Mighty Buildings secured funding of $30 million (£22 million) last month to build affordable homes to cater for young people in the US who might be struggling to find their first property.
The average traditional home built on site in California costs $327 per square foot.
'Because we're building homes for people to live in, we've been very deliberate in carrying out our vision to make housing better,' said Slava Solonitsyn, Mighty Buildings' CEO and co-founder.
'We're now ready to scale our production with full confidence in our certifications and code compliance for both our material and technology.'
Mighty Buildings homes cost up to 45 per cent less than standard homes of the same size, while its automated production costs are 20 per cent to 30 per cent lower than traditional methods.
The units could also be leased out by property owners to help tackle the housing crisis, or big companies could also buy them to house employees while they're looking for something more long-term
Interior of the 350 square-foot studio, which features a pull-down bed close to the sink and leads to a combined shower and laundry room
Interior of the 350 square-foot studio from the shower, with the door to the main room on the right. Inhabitants might just want a short-term lease to avoid cabin fever due to the pokey size
Homes can be built homes with 95 per cent less labour and at double the speed of conventional construction, with 10 times less waste, the firm claims.
Some elements of the homes, such as the plumbing and electricity, can't be printed and need to be added separately to the 3D-printed frame.
All units are equipped with cabinetry, heating, ventilation, air conditioning, and kitchen and bathroom appliances.
Architectural companies create the designs of the various units, Mighty Buildings says on its website, which range from smart, glass heavy black pods to brutalist grey blocks.
Are you a fan of rigid, grey 1960s-style brutalist architecture? If so, Mighty Buildings may just have the right home for you
Customers just need to 'choose a Mighty unit, sit back, and relax as we deliver and install your unit for you', the company says on its website
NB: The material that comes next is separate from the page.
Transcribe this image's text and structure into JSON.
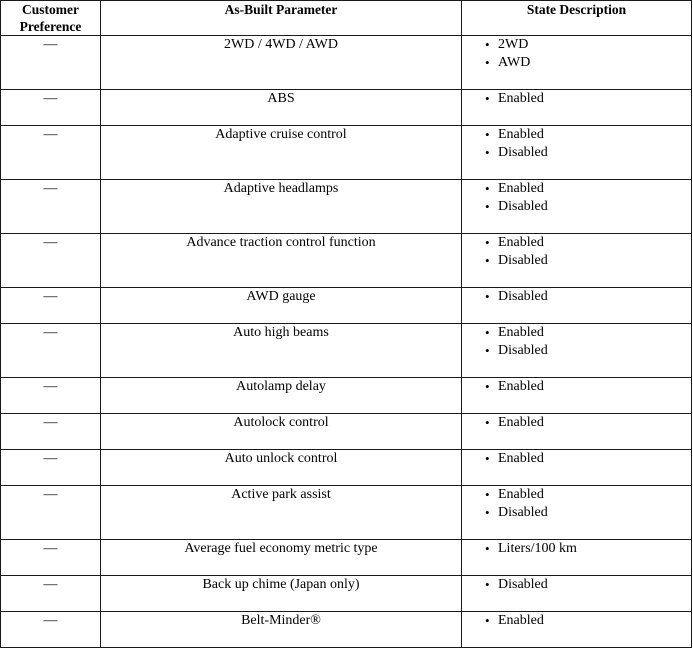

The unit is lifted into the customer's back garden using a crane, after being developed at Mighty Building facilities and transported on a truck
At Mighty Buildings's facilities, 20-foot-tall 3D printers use a non-toxic thermoset composite called 'light stone material' (LSM) that hardens when exposed to UV light, making it a more effective building material than concrete.
The computer-controlled printers follow a blueprint, which vary based on which design the customer has opted for.sonos sonos One (Gen 2) - Voice Controlled Smart Speaker with Amazon